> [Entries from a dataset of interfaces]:

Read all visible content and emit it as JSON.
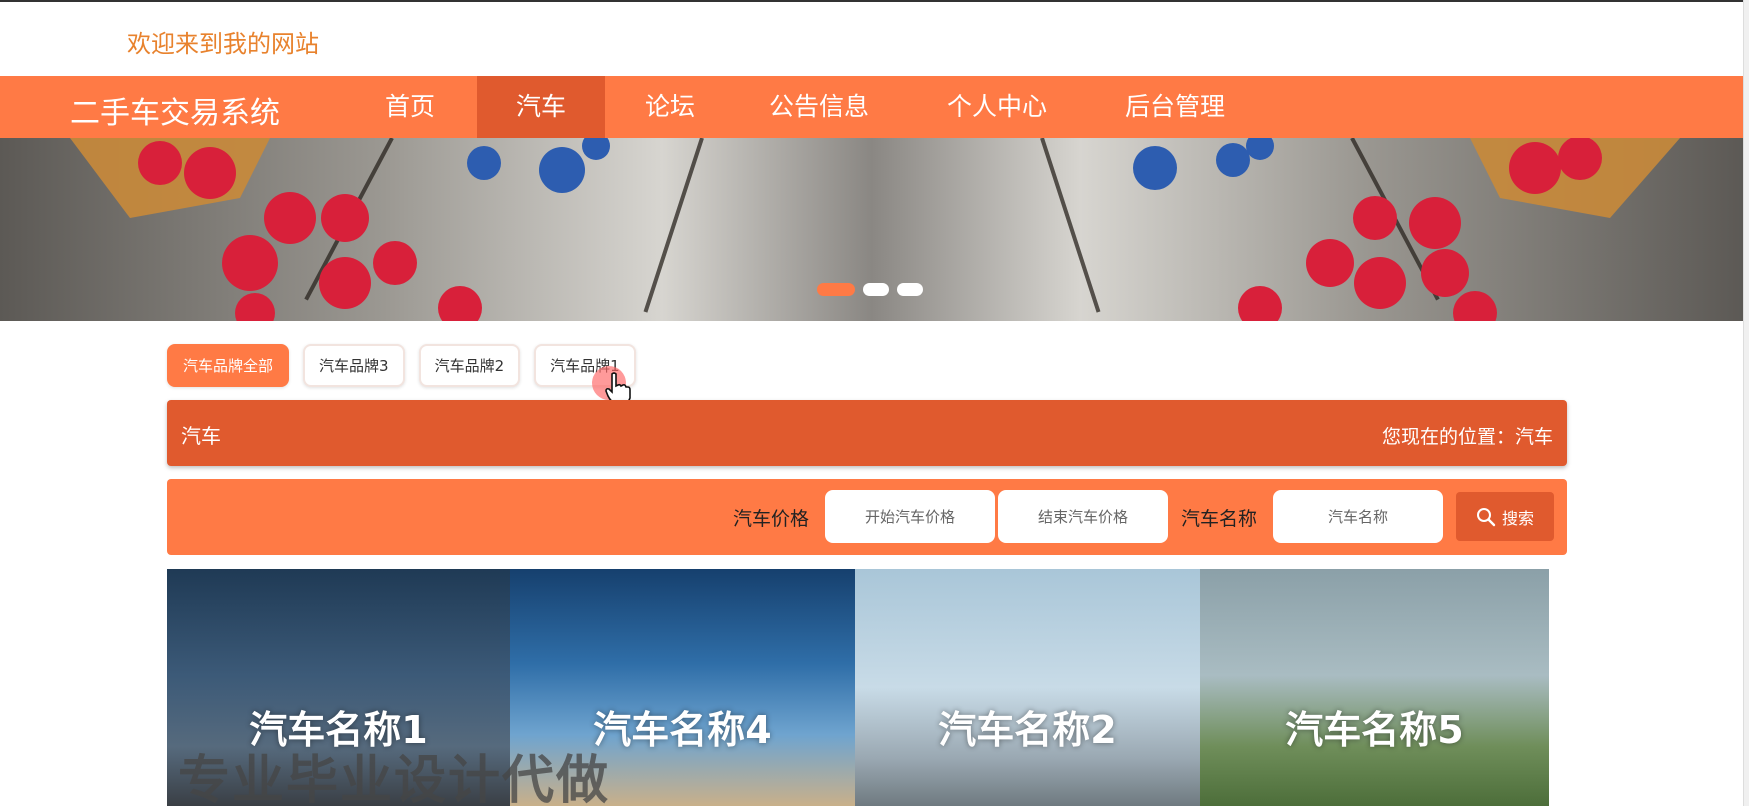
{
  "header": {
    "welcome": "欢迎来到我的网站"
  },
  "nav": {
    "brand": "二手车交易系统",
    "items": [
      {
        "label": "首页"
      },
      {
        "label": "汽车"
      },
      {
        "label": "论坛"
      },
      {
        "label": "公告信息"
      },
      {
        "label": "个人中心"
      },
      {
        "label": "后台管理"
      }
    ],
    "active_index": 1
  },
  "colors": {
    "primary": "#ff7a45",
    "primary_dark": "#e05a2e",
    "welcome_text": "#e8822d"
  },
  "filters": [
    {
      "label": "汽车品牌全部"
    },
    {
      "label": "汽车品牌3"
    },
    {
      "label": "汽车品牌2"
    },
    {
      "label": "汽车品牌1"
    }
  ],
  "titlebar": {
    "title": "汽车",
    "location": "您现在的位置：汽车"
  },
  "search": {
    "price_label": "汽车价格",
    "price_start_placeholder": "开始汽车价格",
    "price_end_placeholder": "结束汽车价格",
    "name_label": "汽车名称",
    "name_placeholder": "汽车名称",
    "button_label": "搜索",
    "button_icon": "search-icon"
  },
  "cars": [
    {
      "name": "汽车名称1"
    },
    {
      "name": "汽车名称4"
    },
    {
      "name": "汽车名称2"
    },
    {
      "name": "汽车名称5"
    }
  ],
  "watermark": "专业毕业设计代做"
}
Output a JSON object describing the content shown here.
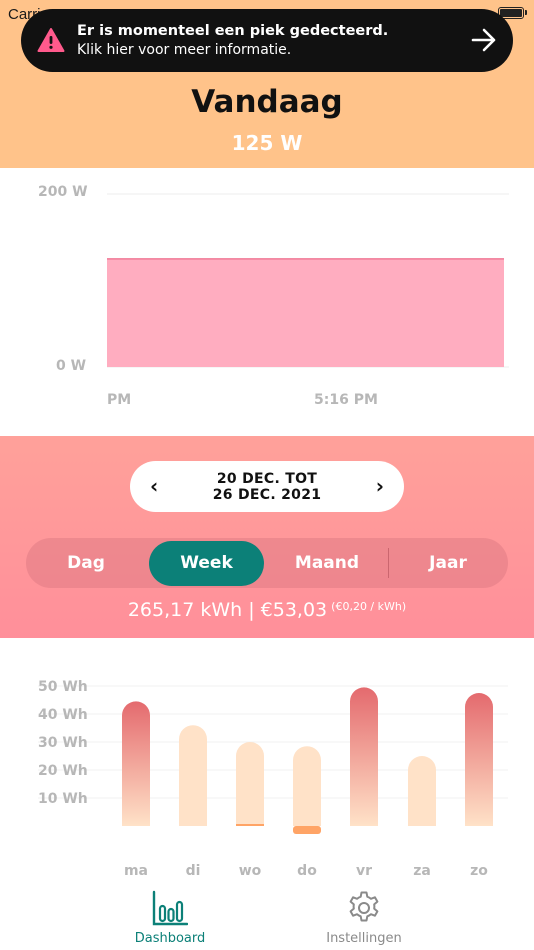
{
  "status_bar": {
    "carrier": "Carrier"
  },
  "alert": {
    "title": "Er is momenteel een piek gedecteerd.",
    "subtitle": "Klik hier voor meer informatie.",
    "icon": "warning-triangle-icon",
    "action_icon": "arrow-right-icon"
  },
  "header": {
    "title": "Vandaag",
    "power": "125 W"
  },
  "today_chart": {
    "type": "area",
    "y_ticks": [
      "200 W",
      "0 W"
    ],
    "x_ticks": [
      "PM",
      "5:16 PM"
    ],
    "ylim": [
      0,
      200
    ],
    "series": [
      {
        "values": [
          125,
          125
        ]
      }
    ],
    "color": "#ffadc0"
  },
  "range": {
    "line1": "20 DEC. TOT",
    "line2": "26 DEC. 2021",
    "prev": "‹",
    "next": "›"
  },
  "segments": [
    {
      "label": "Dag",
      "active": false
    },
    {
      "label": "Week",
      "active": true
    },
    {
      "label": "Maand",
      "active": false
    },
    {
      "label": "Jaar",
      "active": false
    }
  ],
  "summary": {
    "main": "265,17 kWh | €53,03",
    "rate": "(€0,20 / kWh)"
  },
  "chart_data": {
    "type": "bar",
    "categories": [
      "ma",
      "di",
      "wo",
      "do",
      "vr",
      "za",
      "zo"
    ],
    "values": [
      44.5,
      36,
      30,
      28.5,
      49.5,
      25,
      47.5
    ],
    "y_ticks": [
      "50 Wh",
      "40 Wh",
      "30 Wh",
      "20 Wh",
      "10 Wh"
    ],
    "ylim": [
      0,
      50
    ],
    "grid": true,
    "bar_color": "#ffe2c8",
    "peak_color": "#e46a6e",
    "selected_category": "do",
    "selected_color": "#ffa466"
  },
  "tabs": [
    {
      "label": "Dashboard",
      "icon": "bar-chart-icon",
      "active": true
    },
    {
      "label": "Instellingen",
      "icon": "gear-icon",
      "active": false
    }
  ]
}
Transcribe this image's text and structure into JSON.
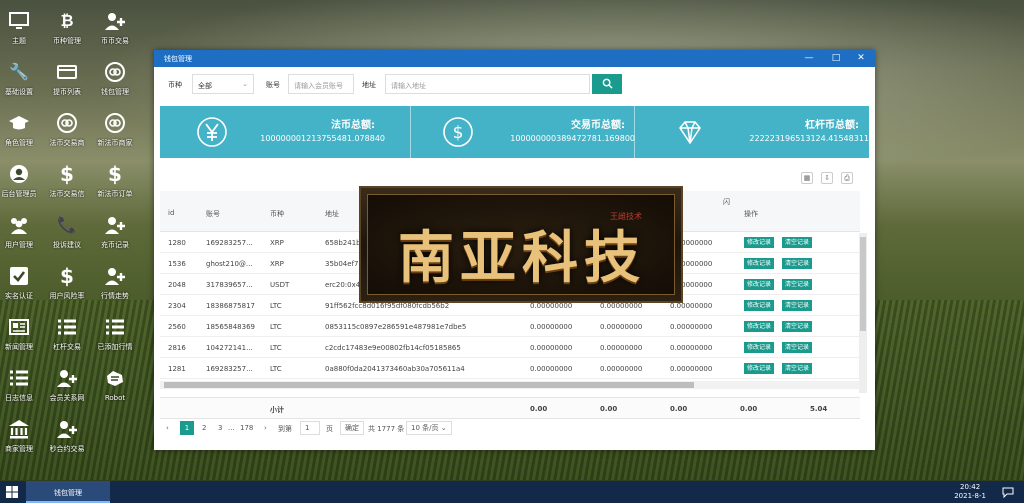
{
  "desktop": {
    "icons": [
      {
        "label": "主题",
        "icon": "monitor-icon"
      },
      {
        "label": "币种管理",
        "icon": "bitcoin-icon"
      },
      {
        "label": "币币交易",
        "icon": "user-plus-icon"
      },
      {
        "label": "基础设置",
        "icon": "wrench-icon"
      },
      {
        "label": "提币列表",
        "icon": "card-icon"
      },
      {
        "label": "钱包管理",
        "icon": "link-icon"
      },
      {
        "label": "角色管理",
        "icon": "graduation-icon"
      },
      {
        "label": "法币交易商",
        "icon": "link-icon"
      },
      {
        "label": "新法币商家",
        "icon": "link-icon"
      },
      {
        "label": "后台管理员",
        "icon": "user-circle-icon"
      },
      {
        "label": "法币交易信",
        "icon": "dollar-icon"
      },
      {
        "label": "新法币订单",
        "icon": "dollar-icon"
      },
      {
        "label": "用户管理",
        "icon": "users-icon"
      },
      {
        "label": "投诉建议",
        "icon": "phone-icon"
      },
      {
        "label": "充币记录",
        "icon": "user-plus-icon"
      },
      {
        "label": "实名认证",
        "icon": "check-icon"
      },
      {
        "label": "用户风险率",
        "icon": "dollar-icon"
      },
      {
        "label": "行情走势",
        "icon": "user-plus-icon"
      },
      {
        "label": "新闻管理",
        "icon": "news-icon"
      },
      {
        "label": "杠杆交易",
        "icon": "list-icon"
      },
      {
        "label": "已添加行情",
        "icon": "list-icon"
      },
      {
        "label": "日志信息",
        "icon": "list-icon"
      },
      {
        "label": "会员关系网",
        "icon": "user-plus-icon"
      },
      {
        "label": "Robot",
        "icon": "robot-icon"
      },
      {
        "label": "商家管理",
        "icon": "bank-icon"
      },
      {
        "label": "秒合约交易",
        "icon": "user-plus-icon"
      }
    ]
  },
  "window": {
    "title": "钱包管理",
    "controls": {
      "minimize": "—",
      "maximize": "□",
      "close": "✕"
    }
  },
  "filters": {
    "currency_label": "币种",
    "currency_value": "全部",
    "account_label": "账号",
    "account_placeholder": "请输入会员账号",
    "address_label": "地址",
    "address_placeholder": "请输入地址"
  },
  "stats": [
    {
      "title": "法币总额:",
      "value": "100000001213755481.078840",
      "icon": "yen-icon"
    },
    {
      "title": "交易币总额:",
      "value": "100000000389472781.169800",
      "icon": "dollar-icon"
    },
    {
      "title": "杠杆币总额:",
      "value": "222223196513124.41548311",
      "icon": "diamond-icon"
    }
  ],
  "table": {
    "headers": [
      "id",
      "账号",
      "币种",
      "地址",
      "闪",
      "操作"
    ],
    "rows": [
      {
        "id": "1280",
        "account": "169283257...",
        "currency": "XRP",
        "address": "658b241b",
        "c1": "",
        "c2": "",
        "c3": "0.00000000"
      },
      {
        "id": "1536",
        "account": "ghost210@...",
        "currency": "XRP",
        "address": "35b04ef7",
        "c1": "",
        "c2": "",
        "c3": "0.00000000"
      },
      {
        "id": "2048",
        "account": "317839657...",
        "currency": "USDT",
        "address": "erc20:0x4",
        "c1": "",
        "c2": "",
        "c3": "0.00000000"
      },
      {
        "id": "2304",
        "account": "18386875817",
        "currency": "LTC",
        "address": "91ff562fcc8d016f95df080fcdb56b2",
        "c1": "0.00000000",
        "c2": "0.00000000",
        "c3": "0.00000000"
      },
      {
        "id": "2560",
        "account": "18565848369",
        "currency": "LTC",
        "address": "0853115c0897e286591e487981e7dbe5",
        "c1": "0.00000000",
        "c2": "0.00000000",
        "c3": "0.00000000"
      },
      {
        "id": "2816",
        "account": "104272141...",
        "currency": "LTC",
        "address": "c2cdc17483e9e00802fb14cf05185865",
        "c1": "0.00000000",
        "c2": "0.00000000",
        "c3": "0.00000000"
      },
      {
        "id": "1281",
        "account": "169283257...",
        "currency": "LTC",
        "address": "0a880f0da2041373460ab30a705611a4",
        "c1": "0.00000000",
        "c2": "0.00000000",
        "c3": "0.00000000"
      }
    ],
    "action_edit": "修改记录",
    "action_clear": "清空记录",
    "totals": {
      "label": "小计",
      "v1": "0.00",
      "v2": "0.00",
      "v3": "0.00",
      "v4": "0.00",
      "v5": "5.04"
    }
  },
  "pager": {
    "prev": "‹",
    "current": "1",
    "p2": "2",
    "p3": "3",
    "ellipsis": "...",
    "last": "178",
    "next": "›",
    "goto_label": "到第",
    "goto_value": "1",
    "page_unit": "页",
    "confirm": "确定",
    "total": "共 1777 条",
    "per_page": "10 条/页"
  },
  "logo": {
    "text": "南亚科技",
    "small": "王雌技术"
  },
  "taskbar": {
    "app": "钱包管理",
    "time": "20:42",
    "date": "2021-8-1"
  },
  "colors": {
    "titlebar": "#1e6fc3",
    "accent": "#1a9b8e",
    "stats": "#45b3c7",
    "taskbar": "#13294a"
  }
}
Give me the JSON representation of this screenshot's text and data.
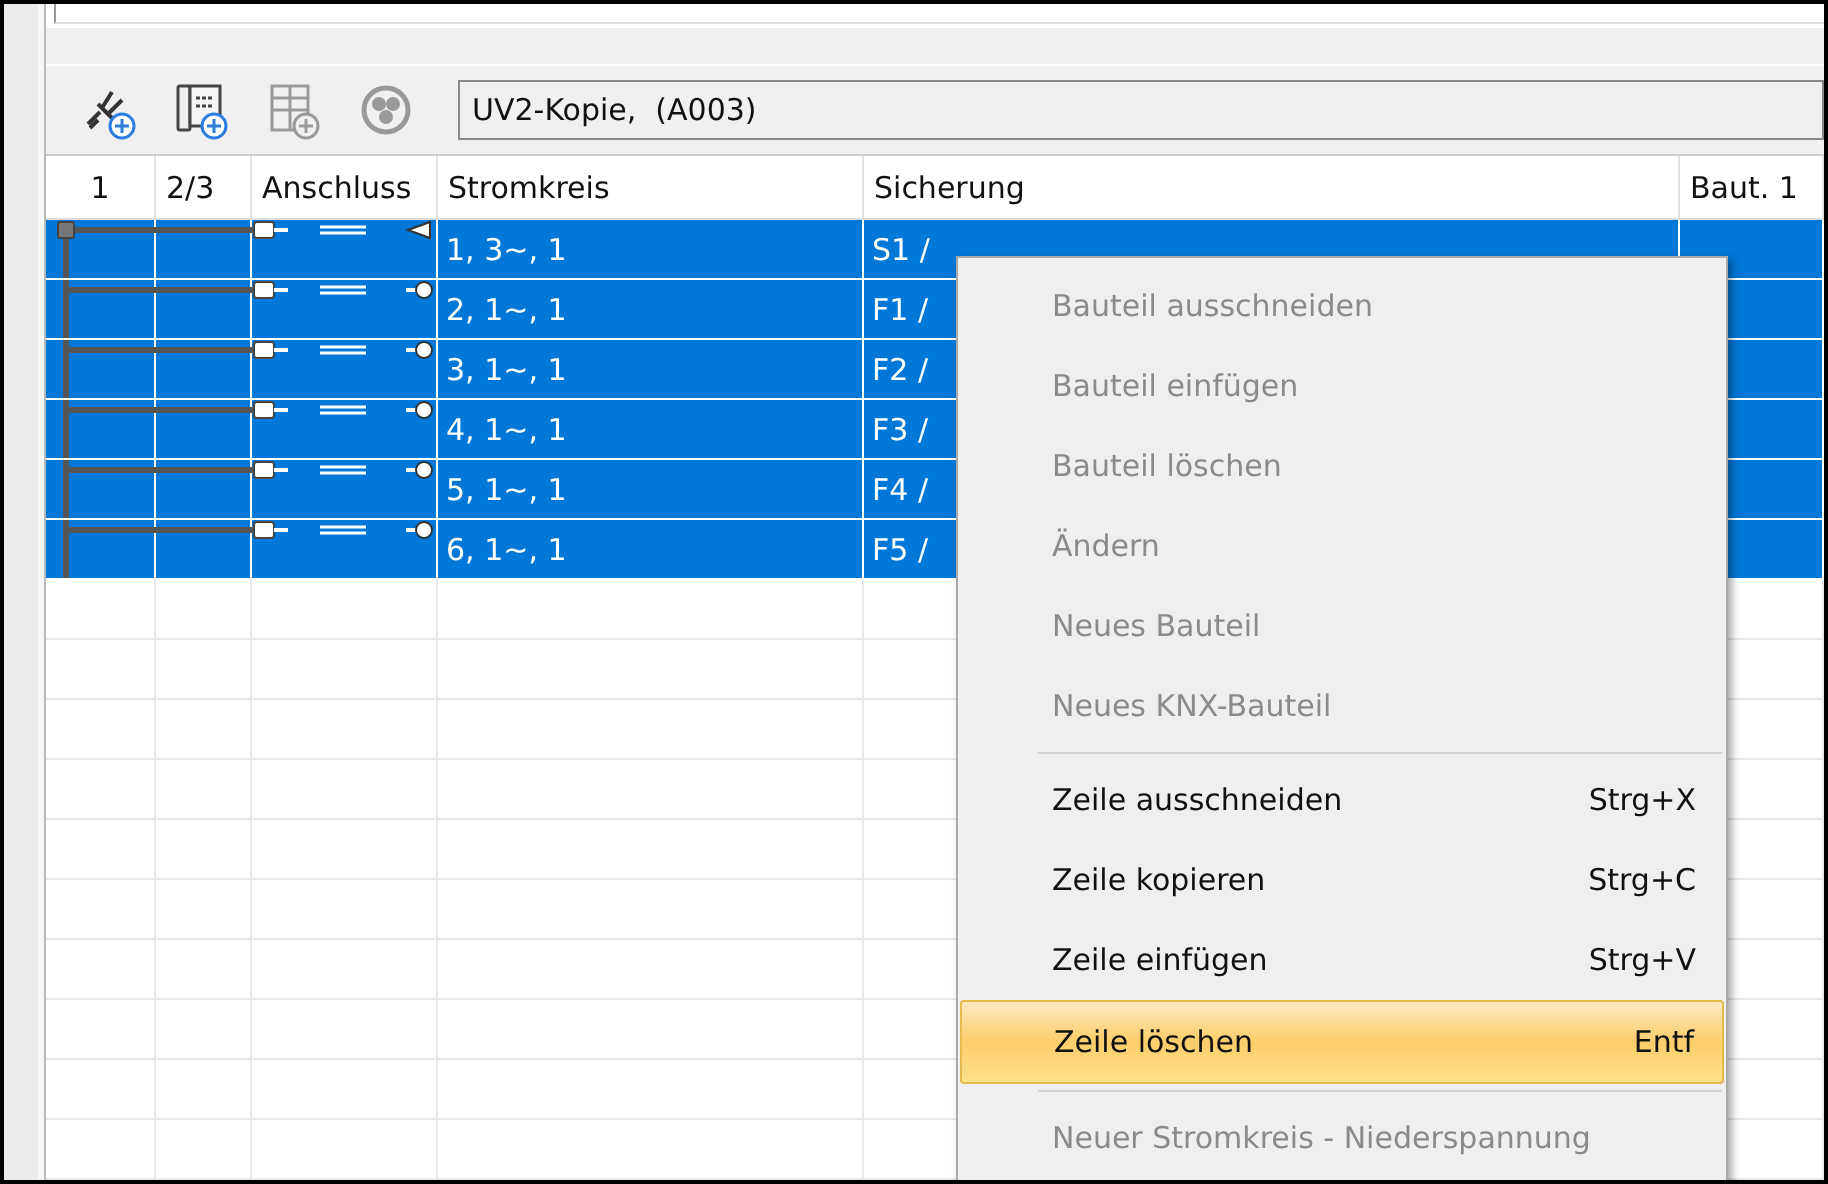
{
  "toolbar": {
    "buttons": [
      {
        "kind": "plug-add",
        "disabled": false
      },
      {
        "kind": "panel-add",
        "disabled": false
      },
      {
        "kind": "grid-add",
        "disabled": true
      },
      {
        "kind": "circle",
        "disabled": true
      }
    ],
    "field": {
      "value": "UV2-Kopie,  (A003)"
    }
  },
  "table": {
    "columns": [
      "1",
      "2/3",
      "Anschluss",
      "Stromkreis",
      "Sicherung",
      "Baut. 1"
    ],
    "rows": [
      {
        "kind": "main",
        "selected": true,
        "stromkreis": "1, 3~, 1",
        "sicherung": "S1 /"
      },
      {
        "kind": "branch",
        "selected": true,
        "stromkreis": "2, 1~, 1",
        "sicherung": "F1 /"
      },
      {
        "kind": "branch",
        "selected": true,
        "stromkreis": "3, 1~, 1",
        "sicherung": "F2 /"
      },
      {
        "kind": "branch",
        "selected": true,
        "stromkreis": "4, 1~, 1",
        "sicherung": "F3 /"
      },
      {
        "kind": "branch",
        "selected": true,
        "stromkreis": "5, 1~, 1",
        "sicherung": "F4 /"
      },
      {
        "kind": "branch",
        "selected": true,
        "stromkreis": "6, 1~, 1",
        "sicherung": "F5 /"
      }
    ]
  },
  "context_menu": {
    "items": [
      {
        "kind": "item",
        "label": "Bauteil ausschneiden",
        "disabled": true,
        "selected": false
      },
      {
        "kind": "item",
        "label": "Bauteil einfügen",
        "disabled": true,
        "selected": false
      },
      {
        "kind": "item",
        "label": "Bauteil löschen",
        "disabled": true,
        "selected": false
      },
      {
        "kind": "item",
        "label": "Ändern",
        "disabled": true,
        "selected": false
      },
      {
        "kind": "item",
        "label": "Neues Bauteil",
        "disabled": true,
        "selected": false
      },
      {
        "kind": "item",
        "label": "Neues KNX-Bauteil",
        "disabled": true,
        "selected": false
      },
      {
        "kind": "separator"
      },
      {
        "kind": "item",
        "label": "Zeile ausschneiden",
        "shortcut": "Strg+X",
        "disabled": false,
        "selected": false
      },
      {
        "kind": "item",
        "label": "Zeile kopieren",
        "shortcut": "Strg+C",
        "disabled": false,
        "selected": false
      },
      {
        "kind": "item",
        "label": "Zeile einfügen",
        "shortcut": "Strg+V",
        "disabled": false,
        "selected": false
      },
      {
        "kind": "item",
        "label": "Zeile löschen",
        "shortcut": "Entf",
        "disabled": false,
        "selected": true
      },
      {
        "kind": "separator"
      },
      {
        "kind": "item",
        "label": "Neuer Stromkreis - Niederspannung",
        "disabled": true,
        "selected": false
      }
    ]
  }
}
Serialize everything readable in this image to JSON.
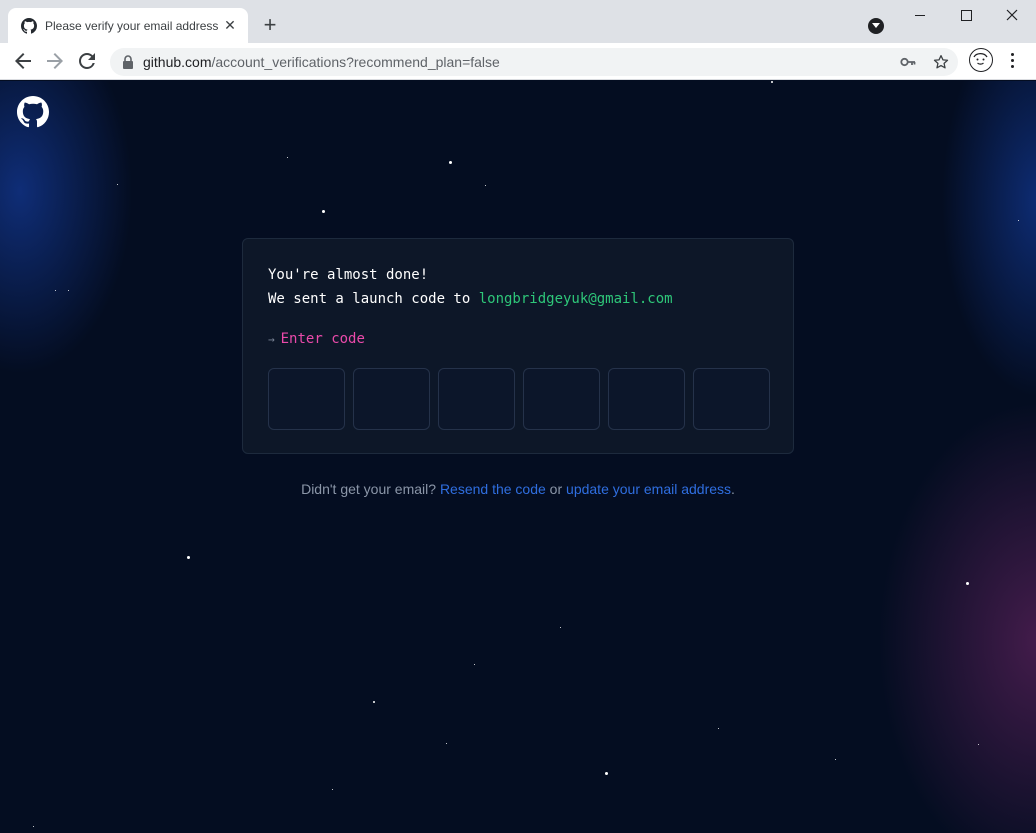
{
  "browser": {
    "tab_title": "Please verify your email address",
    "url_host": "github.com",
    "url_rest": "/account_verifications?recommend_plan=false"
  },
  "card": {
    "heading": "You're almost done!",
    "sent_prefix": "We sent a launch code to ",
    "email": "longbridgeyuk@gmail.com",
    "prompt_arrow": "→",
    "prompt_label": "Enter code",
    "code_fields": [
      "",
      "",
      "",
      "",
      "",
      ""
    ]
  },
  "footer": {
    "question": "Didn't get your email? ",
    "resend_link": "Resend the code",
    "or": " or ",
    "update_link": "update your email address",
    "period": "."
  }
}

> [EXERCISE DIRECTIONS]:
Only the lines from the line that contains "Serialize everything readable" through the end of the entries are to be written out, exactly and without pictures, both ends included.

> [SOLUTION FOR THIS TASK]:
Serialize everything readable in this image to JSON.
{
  "browser": {
    "tab_title": "Please verify your email address",
    "url_host": "github.com",
    "url_rest": "/account_verifications?recommend_plan=false"
  },
  "card": {
    "heading": "You're almost done!",
    "sent_prefix": "We sent a launch code to ",
    "email": "longbridgeyuk@gmail.com",
    "prompt_arrow": "→",
    "prompt_label": "Enter code",
    "code_fields": [
      "",
      "",
      "",
      "",
      "",
      ""
    ]
  },
  "footer": {
    "question": "Didn't get your email? ",
    "resend_link": "Resend the code",
    "or": " or ",
    "update_link": "update your email address",
    "period": "."
  }
}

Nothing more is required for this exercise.